Saturday, September 18, 2021

Language & Phrasebook in Malaysia

AsiaMalaysiaLanguage & Phrasebook in Malaysia

Malaysia’s only official language is Malay (officially Bahasa Malaysia, sometimes known as Bahasa Melayu). The Indonesian language spoken across the border in Indonesia is similar to Malay, and speakers of both languages can generally understand each other. In some parts of Malaysia near the Thai border, especially in Kelantan, there are dialects of Malay that are almost incomprehensible to speakers of Standard Malay, although most people in these areas are able to converse in Standard Malay when necessary.

English is compulsory in all schools and is widely spoken in the larger cities, among the educated upper classes and near the main tourist attractions, although a little Malay is very useful in rural areas. There is also a colloquial form of English spoken among Malaysians in urban areas, not inappropriately known as Manglish, which involves switching between English, Malay and/or other languages. Note that almost all Malaysians do not pronounce the letter “h”, e.g. “three” and “tree” is pronounced as “tree”. Malaysians will almost always try to speak “standard English” (British) when approached by Western travellers. Police stations and government offices usually have English-speaking staff on duty.

Arabic is taught to those who attend Islamic religious schools, and many clerics as well as other very observant Muslims have a good command of the Arabic language. However, it is not widely spoken, although the Malay language has a large number of loanwords from Arabic. You will also see some examples of Malay with Arabic letters. This is called Jawi and is still used for religious publications and inscriptions, especially in states like Kelantan, although the Latin alphabet is much more commonly used throughout the country.

The Chinese community in Malaysia speaks a variety of Chinese dialects, including Cantonese, Mandarin, Teo-Kau, Hakka, Hainanese, Hok-Kau and Hokkien. Mandarin is taught in most Chinese schools, while Cantonese is commonly heard in the mass media due to the popularity of Hong Kong TVB series, so many know both languages in addition to their native dialect. The most commonly spoken Indian language is Tamil, others are Malayalam, Punjabi and Telugu.

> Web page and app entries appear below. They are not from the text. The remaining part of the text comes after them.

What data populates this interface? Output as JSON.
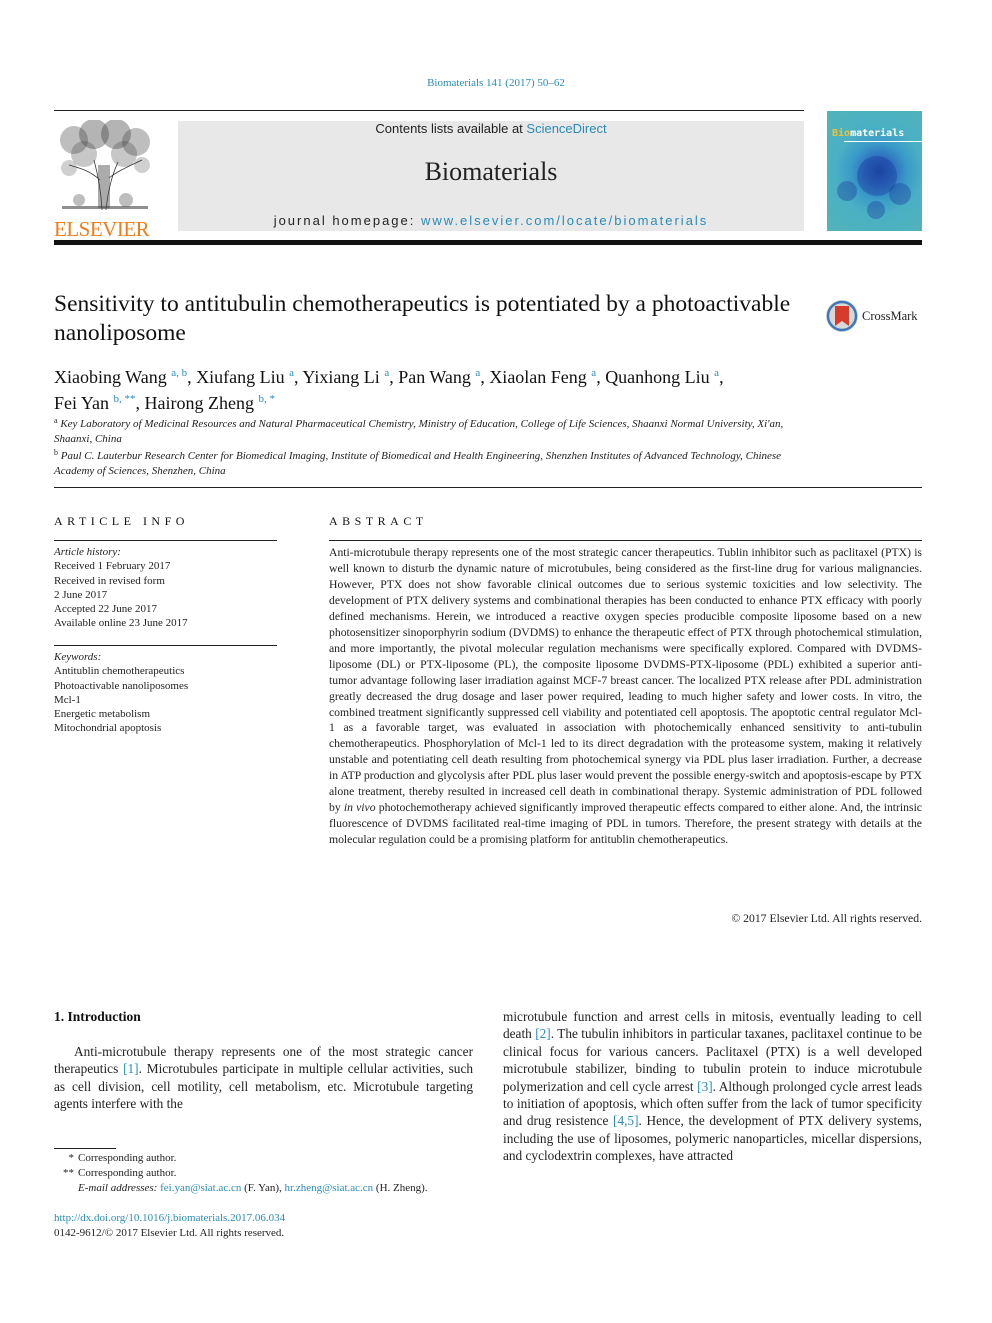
{
  "header": {
    "citation": "Biomaterials 141 (2017) 50–62",
    "publisher_logo_text": "ELSEVIER",
    "contents_prefix": "Contents lists available at ",
    "contents_link": "ScienceDirect",
    "journal_title": "Biomaterials",
    "homepage_prefix": "journal homepage: ",
    "homepage_link": "www.elsevier.com/locate/biomaterials",
    "cover_title_highlight": "Bio",
    "cover_title_rest": "materials",
    "colors": {
      "link": "#2a8bb8",
      "elsevier_orange": "#f07c1a"
    }
  },
  "article": {
    "title": "Sensitivity to antitubulin chemotherapeutics is potentiated by a photoactivable nanoliposome",
    "crossmark_label": "CrossMark",
    "authors": [
      {
        "name": "Xiaobing Wang",
        "sup": "a, b",
        "sep": ", "
      },
      {
        "name": "Xiufang Liu",
        "sup": "a",
        "sep": ", "
      },
      {
        "name": "Yixiang Li",
        "sup": "a",
        "sep": ", "
      },
      {
        "name": "Pan Wang",
        "sup": "a",
        "sep": ", "
      },
      {
        "name": "Xiaolan Feng",
        "sup": "a",
        "sep": ", "
      },
      {
        "name": "Quanhong Liu",
        "sup": "a",
        "sep": ","
      },
      {
        "name": "Fei Yan",
        "sup": "b, **",
        "sep": ", "
      },
      {
        "name": "Hairong Zheng",
        "sup": "b, *",
        "sep": ""
      }
    ],
    "affiliations": [
      {
        "mark": "a",
        "text": "Key Laboratory of Medicinal Resources and Natural Pharmaceutical Chemistry, Ministry of Education, College of Life Sciences, Shaanxi Normal University, Xi'an, Shaanxi, China"
      },
      {
        "mark": "b",
        "text": "Paul C. Lauterbur Research Center for Biomedical Imaging, Institute of Biomedical and Health Engineering, Shenzhen Institutes of Advanced Technology, Chinese Academy of Sciences, Shenzhen, China"
      }
    ]
  },
  "article_info": {
    "heading": "ARTICLE INFO",
    "history_label": "Article history:",
    "history": [
      "Received 1 February 2017",
      "Received in revised form",
      "2 June 2017",
      "Accepted 22 June 2017",
      "Available online 23 June 2017"
    ],
    "keywords_label": "Keywords:",
    "keywords": [
      "Antitublin chemotherapeutics",
      "Photoactivable nanoliposomes",
      "Mcl-1",
      "Energetic metabolism",
      "Mitochondrial apoptosis"
    ]
  },
  "abstract": {
    "heading": "ABSTRACT",
    "part1": "Anti-microtubule therapy represents one of the most strategic cancer therapeutics. Tublin inhibitor such as paclitaxel (PTX) is well known to disturb the dynamic nature of microtubules, being considered as the first-line drug for various malignancies. However, PTX does not show favorable clinical outcomes due to serious systemic toxicities and low selectivity. The development of PTX delivery systems and combi­national therapies has been conducted to enhance PTX efficacy with poorly defined mechanisms. Herein, we introduced a reactive oxygen species producible composite liposome based on a new photosensitizer sinoporphyrin sodium (DVDMS) to enhance the therapeutic effect of PTX through photochemical stim­ulation, and more importantly, the pivotal molecular regulation mechanisms were specifically explored. Compared with DVDMS-liposome (DL) or PTX-liposome (PL), the composite liposome DVDMS-PTX-liposome (PDL) exhibited a superior anti-tumor advantage following laser irradiation against MCF-7 breast cancer. The localized PTX release after PDL administration greatly decreased the drug dosage and laser power required, leading to much higher safety and lower costs. In vitro, the combined treat­ment significantly suppressed cell viability and potentiated cell apoptosis. The apoptotic central regulator Mcl-1 as a favorable target, was evaluated in association with photochemically enhanced sensitivity to anti-tubulin chemotherapeutics. Phosphorylation of Mcl-1 led to its direct degradation with the pro­teasome system, making it relatively unstable and potentiating cell death resulting from photochemical synergy via PDL plus laser irradiation. Further, a decrease in ATP production and glycolysis after PDL plus laser would prevent the possible energy-switch and apoptosis-escape by PTX alone treatment, thereby resulted in increased cell death in combinational therapy. Systemic administration of PDL followed by ",
    "italic": "in vivo",
    "part2": " photochemotherapy achieved significantly improved therapeutic effects compared to either alone. And, the intrinsic fluorescence of DVDMS facilitated real-time imaging of PDL in tumors. Therefore, the present strategy with details at the molecular regulation could be a promising platform for antitublin chemotherapeutics.",
    "copyright": "© 2017 Elsevier Ltd. All rights reserved."
  },
  "introduction": {
    "heading": "1.  Introduction",
    "col1": [
      {
        "t": "Anti-microtubule therapy represents one of the most strategic cancer therapeutics "
      },
      {
        "ref": "[1]"
      },
      {
        "t": ". Microtubules participate in multiple cellular activities, such as cell division, cell motility, cell meta­bolism, etc. Microtubule targeting agents interfere with the"
      }
    ],
    "col2": [
      {
        "t": "microtubule function and arrest cells in mitosis, eventually leading to cell death "
      },
      {
        "ref": "[2]"
      },
      {
        "t": ". The tubulin inhibitors in particular taxanes, paclitaxel continue to be clinical focus for various cancers. Pacli­taxel (PTX) is a well developed microtubule stabilizer, binding to tubulin protein to induce microtubule polymerization and cell cycle arrest "
      },
      {
        "ref": "[3]"
      },
      {
        "t": ". Although prolonged cycle arrest leads to initiation of apoptosis, which often suffer from the lack of tumor specificity and drug resistence "
      },
      {
        "ref": "[4,5]"
      },
      {
        "t": ". Hence, the development of PTX delivery systems, including the use of liposomes, polymeric nanoparticles, micellar dispersions, and cyclodextrin complexes, have attracted"
      }
    ]
  },
  "footnotes": {
    "star1_mark": "*",
    "star1_text": "Corresponding author.",
    "star2_mark": "**",
    "star2_text": "Corresponding author.",
    "email_label": "E-mail addresses:",
    "email1": "fei.yan@siat.ac.cn",
    "email1_owner": " (F. Yan), ",
    "email2": "hr.zheng@siat.ac.cn",
    "email2_owner": " (H. Zheng).",
    "doi": "http://dx.doi.org/10.1016/j.biomaterials.2017.06.034",
    "issn": "0142-9612/© 2017 Elsevier Ltd. All rights reserved."
  }
}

In the northern states of Peninsular Malaysia, which border Thailand, there are several ethnic Thai communities known locally as Orang Siamese, who speak different dialects of Thai. Malacca in the south is also home to a Portuguese community that speaks a Portuguese-based Creole. The remote forest areas of Peninsular Malaysia are also home to several tribal peoples, the Orang Asli, who speak various indigenous languages such as Semelai, Temuan and many others. In East Malaysia, several indigenous languages are also spoken, especially Iban and Kadazan.

Films and television programmes are usually shown in their original language with Malay subtitles. Some children’s programmes are dubbed into Malay.